> Okay, I had a chance to read over this paper a couple of times
> and try to make sense of it.
> At first, I read over the abstract and tried to get a handle.
> My first thought was that this guy is a genius or deranged or
> maybe a combination of both - it really is truly hard to get a
> handle on what he is talking about:
A physicist once said that when it comes to this stuff, it's not whether it's crazy but whether it's crazy enough!
> "Current quantum theories of consciousness suggest a
> configuration space of an entangled ensemble state as global
> work space for conscious experience. This study will describe a
> procedure for adjustment of the singlet evolution of a quantum
> computation to a classical signal input by action potentials.
> The computational output of an entangled state in a single
> neuron will be selected in a network environment by "survival
> of the fittest" coupling with other neurons. Darwinian
> evolution of this coupling will result in a binding of action
> potentials to a convoluted orbit of phase-locked oscillations

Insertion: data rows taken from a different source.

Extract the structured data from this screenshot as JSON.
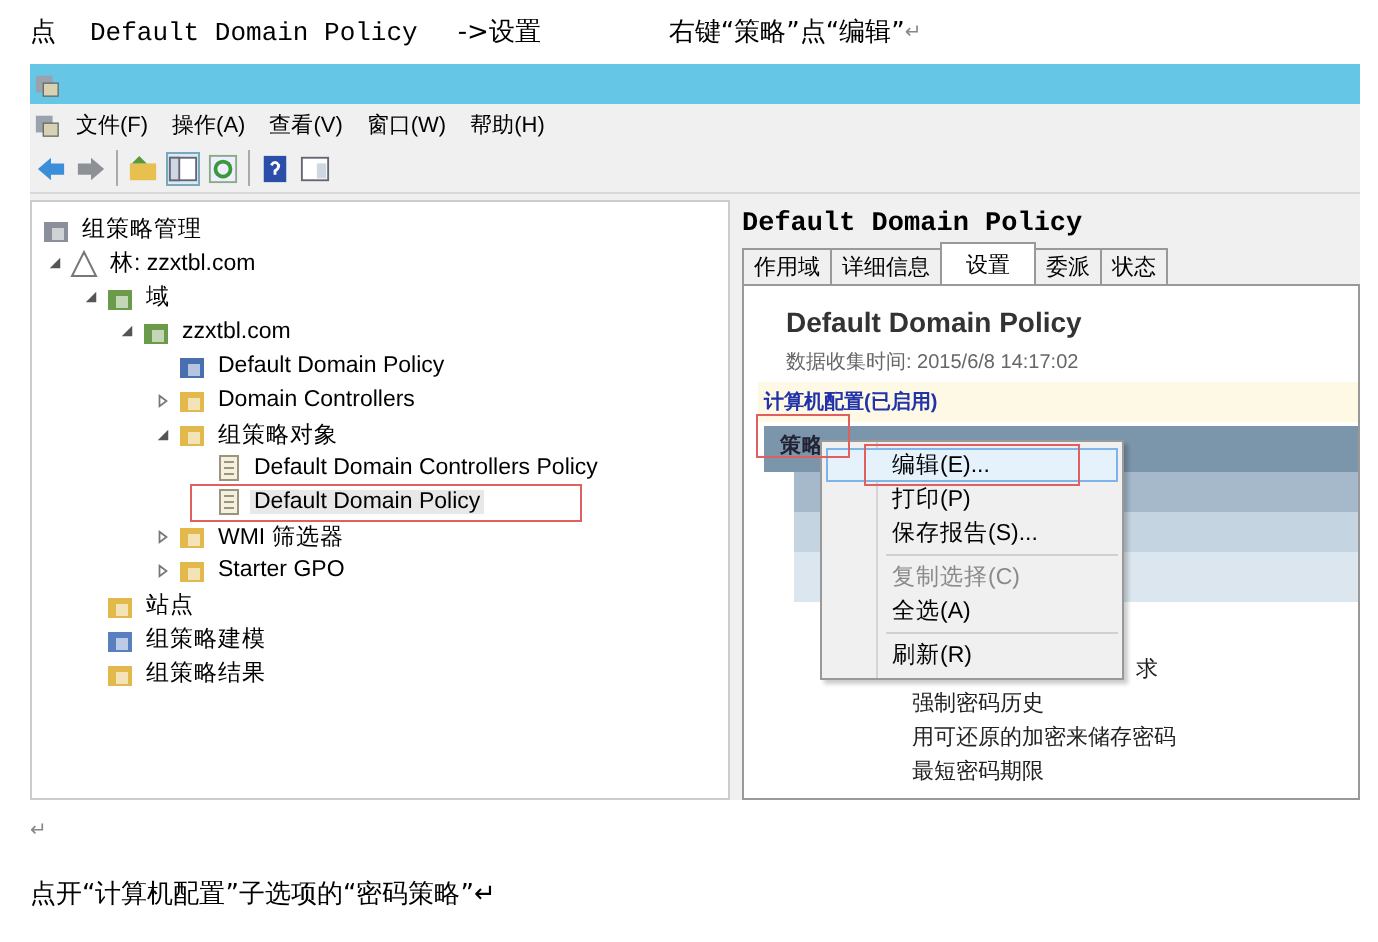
{
  "heading": [
    {
      "kind": "cjk",
      "text": "点"
    },
    {
      "kind": "mono",
      "text": "Default Domain Policy"
    },
    {
      "kind": "cjk",
      "text": "->设置"
    },
    {
      "kind": "cjk",
      "text": "右键“策略”点“编辑”"
    },
    {
      "kind": "mark",
      "text": "↵"
    }
  ],
  "menu_bar": [
    "文件(F)",
    "操作(A)",
    "查看(V)",
    "窗口(W)",
    "帮助(H)"
  ],
  "tree": [
    {
      "label": "组策略管理",
      "kind": "console",
      "children": [
        {
          "label": "林: zzxtbl.com",
          "kind": "forest",
          "expanded": true,
          "children": [
            {
              "label": "域",
              "kind": "domain",
              "expanded": true,
              "children": [
                {
                  "label": "zzxtbl.com",
                  "kind": "domain",
                  "expanded": true,
                  "children": [
                    {
                      "label": "Default Domain Policy",
                      "kind": "link"
                    },
                    {
                      "label": "Domain Controllers",
                      "kind": "folder",
                      "expanded": false
                    },
                    {
                      "label": "组策略对象",
                      "kind": "folder",
                      "expanded": true,
                      "children": [
                        {
                          "label": "Default Domain Controllers Policy",
                          "kind": "gpo",
                          "selected": false
                        },
                        {
                          "label": "Default Domain Policy",
                          "kind": "gpo",
                          "selected": true
                        }
                      ]
                    },
                    {
                      "label": "WMI 筛选器",
                      "kind": "folder",
                      "expanded": false
                    },
                    {
                      "label": "Starter GPO",
                      "kind": "folder",
                      "expanded": false
                    }
                  ]
                }
              ]
            },
            {
              "label": "站点",
              "kind": "folder"
            },
            {
              "label": "组策略建模",
              "kind": "modeling"
            },
            {
              "label": "组策略结果",
              "kind": "folder"
            }
          ]
        }
      ]
    }
  ],
  "right_pane": {
    "title": "Default Domain Policy",
    "tabs": [
      {
        "label": "作用域",
        "selected": false
      },
      {
        "label": "详细信息",
        "selected": false
      },
      {
        "label": "设置",
        "selected": true
      },
      {
        "label": "委派",
        "selected": false
      },
      {
        "label": "状态",
        "selected": false
      }
    ],
    "report_title": "Default Domain Policy",
    "collected": "数据收集时间: 2015/6/8 14:17:02",
    "section": "计算机配置(已启用)",
    "policy_bar": "策略",
    "rows": [
      "求",
      "强制密码历史",
      "用可还原的加密来储存密码",
      "最短密码期限"
    ]
  },
  "context_menu": [
    {
      "label": "编辑(E)...",
      "selected": true,
      "disabled": false
    },
    {
      "label": "打印(P)",
      "selected": false,
      "disabled": false
    },
    {
      "label": "保存报告(S)...",
      "selected": false,
      "disabled": false,
      "separator_after": true
    },
    {
      "label": "复制选择(C)",
      "selected": false,
      "disabled": true
    },
    {
      "label": "全选(A)",
      "selected": false,
      "disabled": false,
      "separator_after": true
    },
    {
      "label": "刷新(R)",
      "selected": false,
      "disabled": false
    }
  ],
  "marks": [
    "↵"
  ],
  "caption": "点开“计算机配置”子选项的“密码策略”↵"
}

> with harmonic, m-adic, or fractal periodicity. Progressive
> integration of signal inputs will evolve a present memory space
> independent from the history of construction. Implications for
> mental processes, e.g., associative memory, creativity, and
> consciousness will be discussed. A model for generation of
> quantum coherence in a single neuron will be suggested."
> Once I got a little further into the paper and read it over a
> couple of times it became clear that he was speaking in a
> language that, as a student of biochemistry, is clearly
> well-informed, scientifically derived and terminologically
> accurate even if it is not well articulated to the point of
> being almost unintelligible to the average reader.
> So, all that being said, this is more of a thought experiment
> than an actual physical experiment that could prove neurons can
> be stimulated by being uncoupled and at a distance - which is
> what I was interested in . But, at far as I can tell, it does
> have interesting implications for the origin of consciousness
> in the entangled state of a single neuron and the relation of
> that neuron with the whole neural infrastructure.
I wonder if an actual physical experiment could even be done--it may be a question of the right technology and equipment being available.
> An interesting thought hit me while I was reading.....
> A single cell can survive in nature on it's own such as an
> amoeba or paramecium yet a single cell within our bodies is one
> of billions and billions of cells that work together towards
> the survival of the organism as a whole. If one accepts that
> each cell is an entity unto itself, enabled with a form of life
> and a desire to metabolize and reproduce, yet still is
> genetically predisposed to function towards the benefit of the
> organism as a whole, how aware is each single cell of it's own
> place in a Universe of billions and billions of cells on the
> scale of an organism?
I've thought about this and I've got nothing. That is one deep question.
Mitochondria would be a perfect example of this. All the evidence points to the mitochondria being an invading or captured entity now in an endosymbiotic relationship with the host cell. We couldn't live two minutes without them now, and yet they were once an independent life form on their own.
When we die, our composite cells die, too, and break down into their constituent atoms and molecules, whether they're brain cells, skin cells, blood cells, etc. They then flit off to become part of something else. Take the "bio" out of it, and it really is just plain chemistry.
Maybe we should all take a moment and say thank you to all the hundreds of millions of cells we have. Without them, the larger organism couldn't function and wouldn't even exist.
> Okay, my brain hurts - alot.
Yeah, mine too.
> Good paper though - and I think it is relevant to the topic
> though I'm not smart enough to figure out how, lol.
> . I'll read again tomorrow and see if I can glean any more
> relevance for the topic we have been discussing. In the
There are some things some of us aren't wired to understand. I think this is one of them LOL